When I think about the current controversy around Facebook, personal data and the recently departed Cambridge Analytica, I am reminded of MAD Magazine. (Stay with me for a bit.) MAD was a rite of passage for Gen Xers such as myself. Irreverent and satirical of all things pop culture, the magazine was edgy (for that time) and a shock to polite sensibilities of the day. At a time when most people’s exposure to comedy was laugh-tracked sitcoms and Carson’s “Tonight Show,” MAD exposed the artificially flavored vanilla entertainment we were consuming for what it was, formulaic and fake.
It may seem that MAD magazine is tenuously relevant to today’s topic of data privacy, and I would agree except for one critical element. While parents and teachers could feel the sedition and revolution brewing in those pages they were comically inept at doing anything about it. Despite their frowns, despite all of their threats to censure, confiscate or ban the magazine, the magazine made its mark on my generation and contributed to a progression in brutally honest and sardonic comedy (“The Simpsons,” “Family Guy,” “Chappelle’s Show,” etc., etc.)
Fast forward to the congressional hearings where Mark Zuckerberg was grilled for hours on Facebook’s use of user data. Facebook was simply the poster boy for an uncomfortable data revolution well under way, but the hearings were very revealing. We saw Senators struggle, sometimes comically, to understand what really bothered them about this fiasco. Occasionally, they threw out threats to salvage their visibly worn-out veneer of authority. It was that familiar hapless authority figure trying to manage something ambiguously unnerving, while submitting to the inevitable change.
I am not sure how we will finally manage the complex issue of data privacy. However, it is clear what is not likely to happen in the near-term.
- There Will Not Be Any Effective Data Privacy Legislation.

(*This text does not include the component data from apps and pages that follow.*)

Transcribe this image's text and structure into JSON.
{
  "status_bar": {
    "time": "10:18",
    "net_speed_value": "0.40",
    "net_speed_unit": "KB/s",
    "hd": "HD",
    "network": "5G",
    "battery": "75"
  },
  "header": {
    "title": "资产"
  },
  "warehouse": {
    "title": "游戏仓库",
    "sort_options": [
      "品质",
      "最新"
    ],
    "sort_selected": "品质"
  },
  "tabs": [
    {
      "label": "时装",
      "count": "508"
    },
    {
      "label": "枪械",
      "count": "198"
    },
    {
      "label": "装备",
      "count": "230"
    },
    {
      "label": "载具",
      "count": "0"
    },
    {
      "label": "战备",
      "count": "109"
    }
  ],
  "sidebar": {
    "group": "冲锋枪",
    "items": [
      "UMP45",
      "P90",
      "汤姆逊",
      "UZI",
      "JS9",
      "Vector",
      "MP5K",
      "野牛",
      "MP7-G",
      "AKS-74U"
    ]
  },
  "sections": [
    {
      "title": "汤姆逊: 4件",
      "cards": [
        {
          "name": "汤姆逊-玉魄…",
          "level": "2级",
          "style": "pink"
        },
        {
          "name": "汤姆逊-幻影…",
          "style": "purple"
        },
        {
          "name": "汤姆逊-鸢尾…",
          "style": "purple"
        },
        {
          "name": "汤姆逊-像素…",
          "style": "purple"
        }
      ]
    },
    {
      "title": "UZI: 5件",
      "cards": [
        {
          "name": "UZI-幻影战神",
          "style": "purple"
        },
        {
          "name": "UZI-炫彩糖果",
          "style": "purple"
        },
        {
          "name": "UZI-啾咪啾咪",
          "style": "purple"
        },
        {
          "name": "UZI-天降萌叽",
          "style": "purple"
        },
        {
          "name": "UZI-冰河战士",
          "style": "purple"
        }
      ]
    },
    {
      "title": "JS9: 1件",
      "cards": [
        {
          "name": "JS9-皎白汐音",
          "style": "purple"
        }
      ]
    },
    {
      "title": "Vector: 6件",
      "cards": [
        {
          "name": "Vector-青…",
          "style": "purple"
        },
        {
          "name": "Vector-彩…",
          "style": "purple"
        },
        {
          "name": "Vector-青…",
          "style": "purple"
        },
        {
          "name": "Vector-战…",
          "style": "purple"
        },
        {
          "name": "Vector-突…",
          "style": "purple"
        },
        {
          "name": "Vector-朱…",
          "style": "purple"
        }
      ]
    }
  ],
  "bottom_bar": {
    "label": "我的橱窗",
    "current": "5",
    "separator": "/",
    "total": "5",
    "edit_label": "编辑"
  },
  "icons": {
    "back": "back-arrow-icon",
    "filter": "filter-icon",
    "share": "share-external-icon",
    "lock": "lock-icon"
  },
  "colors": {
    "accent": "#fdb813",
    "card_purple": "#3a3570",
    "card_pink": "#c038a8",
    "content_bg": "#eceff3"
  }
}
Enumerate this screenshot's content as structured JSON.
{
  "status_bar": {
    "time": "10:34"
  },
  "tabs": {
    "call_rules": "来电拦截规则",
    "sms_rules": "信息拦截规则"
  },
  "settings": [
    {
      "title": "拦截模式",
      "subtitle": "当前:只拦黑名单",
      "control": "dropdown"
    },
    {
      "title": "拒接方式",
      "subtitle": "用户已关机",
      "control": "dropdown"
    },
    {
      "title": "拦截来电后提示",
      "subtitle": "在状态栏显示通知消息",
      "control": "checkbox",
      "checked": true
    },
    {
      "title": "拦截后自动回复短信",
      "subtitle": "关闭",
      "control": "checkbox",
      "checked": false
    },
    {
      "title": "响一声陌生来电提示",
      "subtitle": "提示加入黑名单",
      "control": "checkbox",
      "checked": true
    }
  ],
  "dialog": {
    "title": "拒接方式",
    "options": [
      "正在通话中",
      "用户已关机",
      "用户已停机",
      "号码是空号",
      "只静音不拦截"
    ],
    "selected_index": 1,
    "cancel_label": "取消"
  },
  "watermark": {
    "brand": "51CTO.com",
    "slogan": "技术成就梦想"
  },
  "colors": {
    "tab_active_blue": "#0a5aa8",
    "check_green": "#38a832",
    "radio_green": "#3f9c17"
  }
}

First, legislators don’t fully understand the intricacies, so they are rightfully hesitant to take strong action. Even more important, consumers are no longer naive about how their personal data could be accessed and used. There are even widely accepted conspiracies about murky information-gathering techniques, such as digital eavesdropping (“I swear XYZ is listening to my conversations because …”). Yet, every day and in very clear ways, consumers are giving permission by default when they post or view content and engage with apps. The lesson is that consumers care, but not enough to meaningfully change behavior. While a case can be made that data-driven services are designed for addiction and compel users to act in personally detrimental ways, like cigarettes, they are still a long way from becoming vilified products. For now, market demand will continue to drive lax data policies.
- Business Models Will Not Change Dramatically. When asked in the congressional hearing if there was a mass exodus of Facebook users since the Cambridge Analytica fiasco, Mark Zuckerberg said there was not. Furthermore, after the hearings concluded, Facebook stock rose 4.5% and has been on a major recovery trend since. If you believe in the wisdom of market forces, then this is a very strong vote for business as usual.
- Permission-Based Data Policies Will Provide Temporary Relief. These policies mean consumers decide where and how their data can be used. They will be ineffective, but will provide temporary cover until the next blow-up. These policies assume the consumer has time, ability and inclination to review the data policy of every platform they use. There will be companies who will enter into the personal data market, helping consumers monetize and manage their data, but their interest generally will not align with data privacy. The only one really interested in privacy is the consumer and most will not pay for it.
- No One Cares. Of all of my posts, the most informative was an article that discussed the wide landscape of consumer data. It is also the one that has had the fewest views, by a long shot. It is so dull, I rarely reference it and that should tell you all you need to know about the battle between sound data policy and data-driven consumerism.